# EXERCISE DIRECTIONS
For the entries below, report every line that includes the word "icon".

# DATA UNDER STUDY

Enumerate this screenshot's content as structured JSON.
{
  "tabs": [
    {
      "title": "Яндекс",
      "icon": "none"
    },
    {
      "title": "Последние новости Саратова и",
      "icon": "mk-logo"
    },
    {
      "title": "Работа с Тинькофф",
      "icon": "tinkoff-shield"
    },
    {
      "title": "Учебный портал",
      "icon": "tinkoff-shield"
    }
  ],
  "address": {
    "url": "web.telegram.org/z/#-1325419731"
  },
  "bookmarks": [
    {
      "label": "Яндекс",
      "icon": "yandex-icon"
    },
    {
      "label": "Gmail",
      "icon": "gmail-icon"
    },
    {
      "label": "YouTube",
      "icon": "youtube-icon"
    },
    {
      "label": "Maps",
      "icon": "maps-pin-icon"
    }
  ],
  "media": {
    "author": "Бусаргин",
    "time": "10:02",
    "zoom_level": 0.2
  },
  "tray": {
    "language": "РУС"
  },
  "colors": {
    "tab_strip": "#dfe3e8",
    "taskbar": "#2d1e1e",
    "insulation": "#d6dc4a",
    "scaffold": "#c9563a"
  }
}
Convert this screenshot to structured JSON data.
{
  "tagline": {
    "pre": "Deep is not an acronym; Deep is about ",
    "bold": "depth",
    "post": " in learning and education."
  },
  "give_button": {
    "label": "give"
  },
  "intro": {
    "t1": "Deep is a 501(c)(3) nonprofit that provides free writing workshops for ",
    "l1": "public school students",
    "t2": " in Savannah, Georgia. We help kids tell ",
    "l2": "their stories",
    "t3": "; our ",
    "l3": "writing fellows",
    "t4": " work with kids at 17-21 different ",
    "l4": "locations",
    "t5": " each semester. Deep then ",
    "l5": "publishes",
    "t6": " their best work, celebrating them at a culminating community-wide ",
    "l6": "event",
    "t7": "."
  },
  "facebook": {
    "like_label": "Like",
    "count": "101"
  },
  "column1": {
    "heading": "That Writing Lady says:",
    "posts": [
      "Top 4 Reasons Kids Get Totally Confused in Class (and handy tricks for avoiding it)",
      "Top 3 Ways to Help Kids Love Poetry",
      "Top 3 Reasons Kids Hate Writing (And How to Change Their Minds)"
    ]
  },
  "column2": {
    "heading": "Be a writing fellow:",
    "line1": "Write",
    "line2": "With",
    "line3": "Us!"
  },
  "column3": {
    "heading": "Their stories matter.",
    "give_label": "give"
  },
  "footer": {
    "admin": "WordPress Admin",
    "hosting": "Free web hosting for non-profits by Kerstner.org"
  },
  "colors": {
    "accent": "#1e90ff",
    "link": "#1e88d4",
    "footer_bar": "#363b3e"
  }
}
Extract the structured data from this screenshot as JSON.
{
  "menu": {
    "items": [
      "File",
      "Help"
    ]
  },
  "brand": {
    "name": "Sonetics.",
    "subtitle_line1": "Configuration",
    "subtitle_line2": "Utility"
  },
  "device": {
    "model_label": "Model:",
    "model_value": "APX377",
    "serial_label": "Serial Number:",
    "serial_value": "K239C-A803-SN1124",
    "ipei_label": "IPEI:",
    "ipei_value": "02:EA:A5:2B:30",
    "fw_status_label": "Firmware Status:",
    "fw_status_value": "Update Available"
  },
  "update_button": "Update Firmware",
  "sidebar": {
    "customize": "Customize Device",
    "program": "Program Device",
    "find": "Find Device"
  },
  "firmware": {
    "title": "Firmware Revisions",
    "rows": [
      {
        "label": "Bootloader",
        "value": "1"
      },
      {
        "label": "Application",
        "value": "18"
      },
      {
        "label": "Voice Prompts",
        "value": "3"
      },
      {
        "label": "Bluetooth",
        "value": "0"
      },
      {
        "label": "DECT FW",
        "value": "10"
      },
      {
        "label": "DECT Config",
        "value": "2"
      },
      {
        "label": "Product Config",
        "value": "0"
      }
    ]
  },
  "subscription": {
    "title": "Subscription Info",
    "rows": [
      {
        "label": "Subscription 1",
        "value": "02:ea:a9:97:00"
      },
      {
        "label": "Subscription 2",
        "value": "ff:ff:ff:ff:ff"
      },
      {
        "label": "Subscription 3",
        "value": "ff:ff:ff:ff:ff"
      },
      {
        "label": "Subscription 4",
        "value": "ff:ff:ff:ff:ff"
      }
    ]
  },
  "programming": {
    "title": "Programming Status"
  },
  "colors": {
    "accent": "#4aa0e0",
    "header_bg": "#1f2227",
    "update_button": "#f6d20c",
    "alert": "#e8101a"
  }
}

# RESPONSE BOX
      "icon": "none"
      "icon": "mk-logo"
      "icon": "tinkoff-shield"
      "icon": "tinkoff-shield"
      "icon": "yandex-icon"
      "icon": "gmail-icon"
      "icon": "youtube-icon"
      "icon": "maps-pin-icon"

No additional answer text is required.